Sure we could :)

Diaspora the distributed social networking system

After I wrote my last post, I immediately thought « Darn, I’ve forgotten to talk about Diaspora ». Fortunately, nobody has flamed me yet…

So here it is, Diaspora is still in its infancy, and actually is still in closed beta status, but it has already been acclaimed by many as a decent alternative to facebook. However it is hard to believe that it will really strikes – yesterday I stumbled on a post while looking for something about their protocol : they seemingly may have started the project the wrong way, writing the implementation before thinking about an interop protocol. It’s certainly not completely bad. Writing an implementation of a protocol is a mandatory step to find its weaknesses. From a company point of view, actually, this is quite a good approach. Designing a protocol is a cumbersome and expensive thing to do. If interoperability and openness is not your primary goal, then the Diaspora way is probably the fastest way. Going fast is not the best way to go far, though…

Standard protocol for Social Networking

I was recently wondering about the fact that we where at the very beginning of the social networking era. And I was thinking to myself that, like HTTP vs. hypercard, the only way to deal openly with social groups real-time sharing needs is to develop an open protocol that would allow the development of social accounts (in the very same way that you have mail accounts) that you could easily create and control. I believe we really are at the pre-standard age of the phenomenon (or should I say, the completion of the phenomenon, since emails and IRC where bits of our social life).

I’m not the only one to think that way, of course : Adrian Thurston has developped the distributed social networking protocol which may well be the right way to do it. Will he be the next Tim Berners-Lee ? Today it’s probably not as easy as in the good ol’ times.
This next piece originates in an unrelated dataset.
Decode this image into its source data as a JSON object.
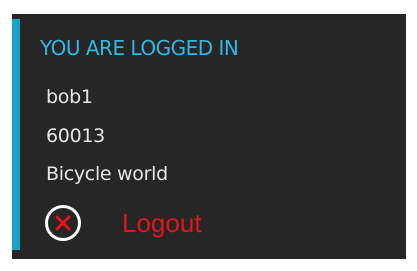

When TBL came up with the HTTP protocol, its most proeminent private competitor was HyperCard, a $50 Apple application that actually shipped with all new Macs (we were in 1987). So on the bad side, today, Mr. Thurston would have to fight against one big company (FB) that is thought to handle a significant amount of the social traffic (this is not true, though, blogs, emails, chats, phone calls, face-to-face meetings, still hold the largest part of this social traffic) On the bright side, several people are a bit pissed off by the success of FB. Google’s Orkut and Buzz are attempts to jump in the SN/micro-blogging phenomenon, and Apple’s Ping is a miserable attempt to sneak iTunes users into a social network. So if someone proposes a way to remove the « forerunner advantage » effect that currently benefits FB. So a question arises : while Google almost always chose to undermine competitors positions by pushing open standards efforts, why did it not do it this time for social networking ? It would be quite simple to allow deep interop with Social Networking sites if your had social identities held by your email addresses. Just transform mail servers into identities servers, using private/public key for publication/sharing, a real-time push/pull API, and you’re almost done ! It would probably not even destroy Facebook, as it would remain a great contender because of what it really brings to the users : an open environment for application integration. But it would also open the field for a lot of new competitors bringing interesting innovations.